■ Task material
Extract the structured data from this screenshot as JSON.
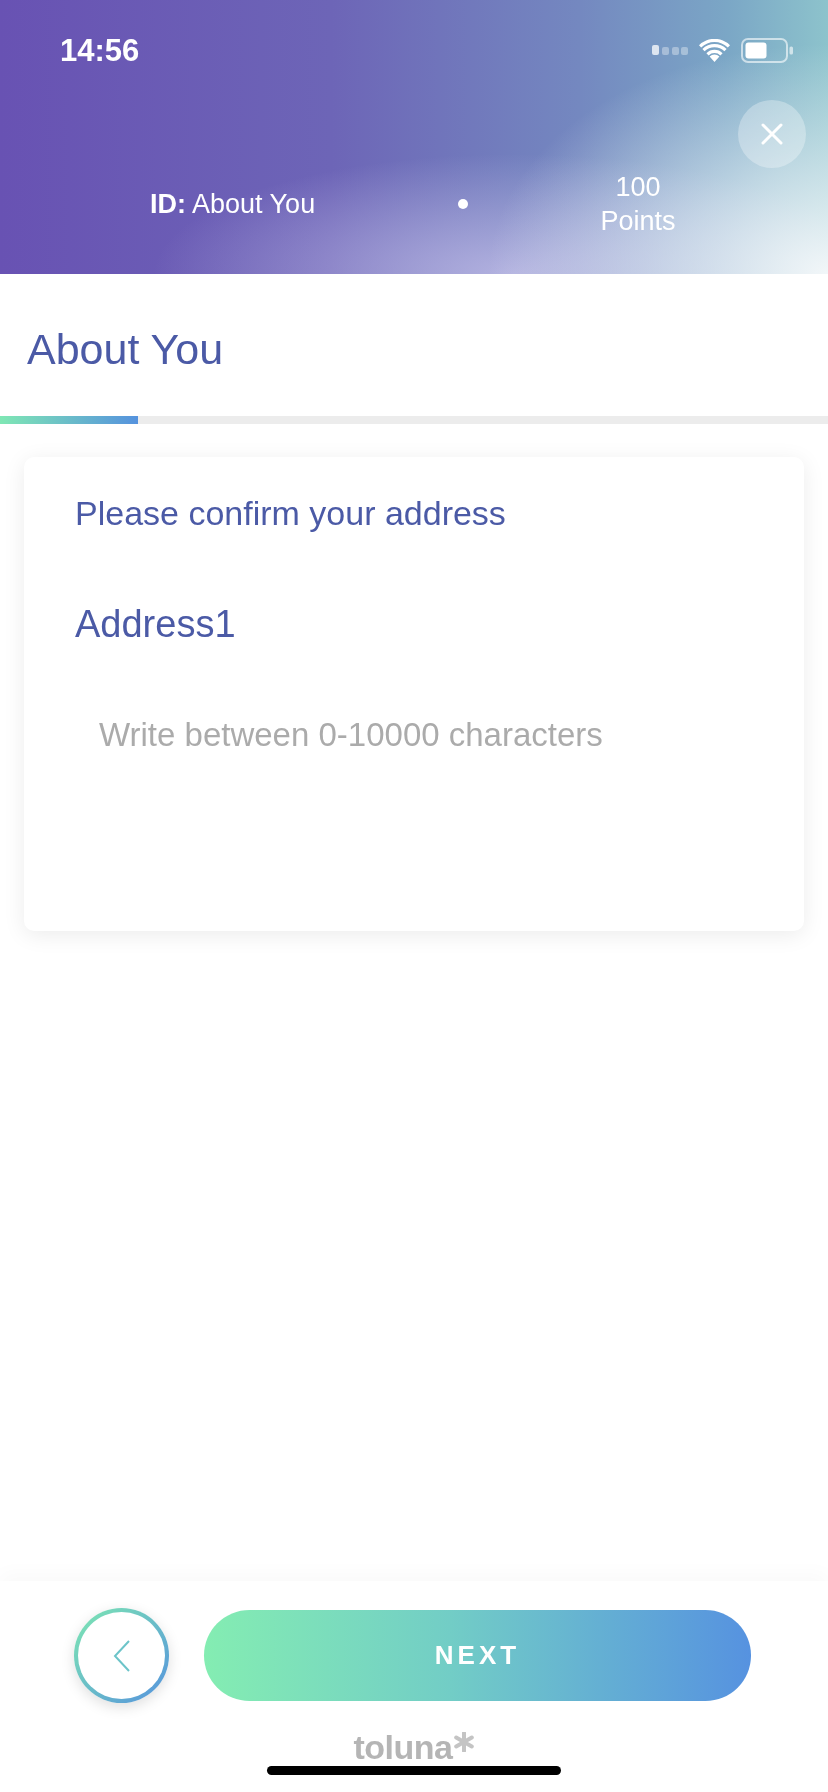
{
  "status_bar": {
    "time": "14:56"
  },
  "header": {
    "survey_id": "**ID:** About You",
    "points": "100",
    "points_label": "Points"
  },
  "page": {
    "title": "About You",
    "progress": {
      "level": 0.167
    }
  },
  "question": {
    "prompt": "Please confirm your address",
    "field_label": "Address1",
    "field": {
      "placeholder": "Write between 0-10000 characters"
    }
  },
  "footer": {
    "next_button": "NEXT",
    "brand": "toluna"
  }
}
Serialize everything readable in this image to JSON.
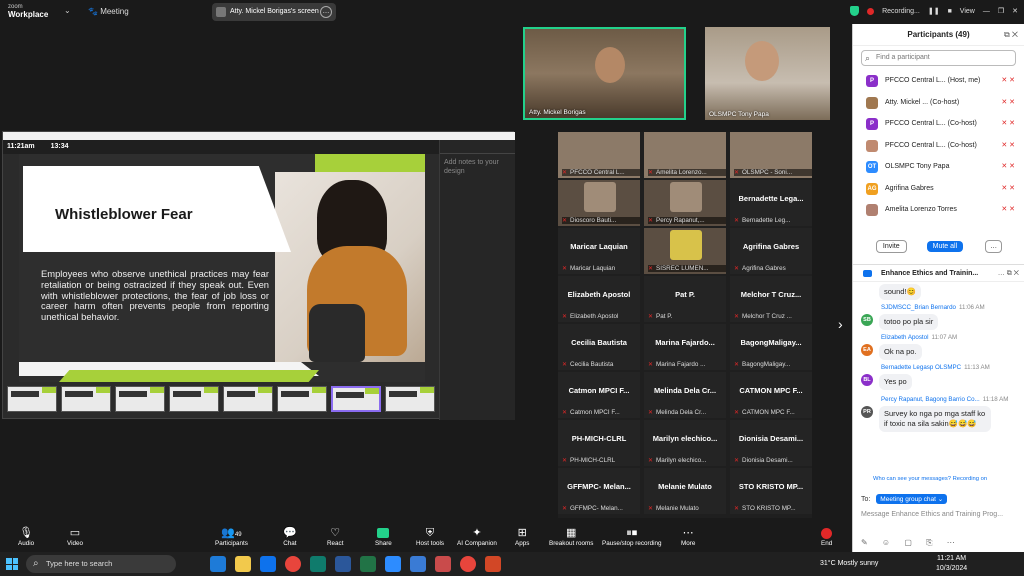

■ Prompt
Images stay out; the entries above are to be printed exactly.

■ Solution to the exercise
Extract the structured data from this screenshot as JSON.
{
  "status_bar": {
    "time": "14:56"
  },
  "header": {
    "survey_id": "**ID:** About You",
    "points": "100",
    "points_label": "Points"
  },
  "page": {
    "title": "About You",
    "progress": {
      "level": 0.167
    }
  },
  "question": {
    "prompt": "Please confirm your address",
    "field_label": "Address1",
    "field": {
      "placeholder": "Write between 0-10000 characters"
    }
  },
  "footer": {
    "next_button": "NEXT",
    "brand": "toluna"
  }
}
Serialize everything readable in this image to JSON.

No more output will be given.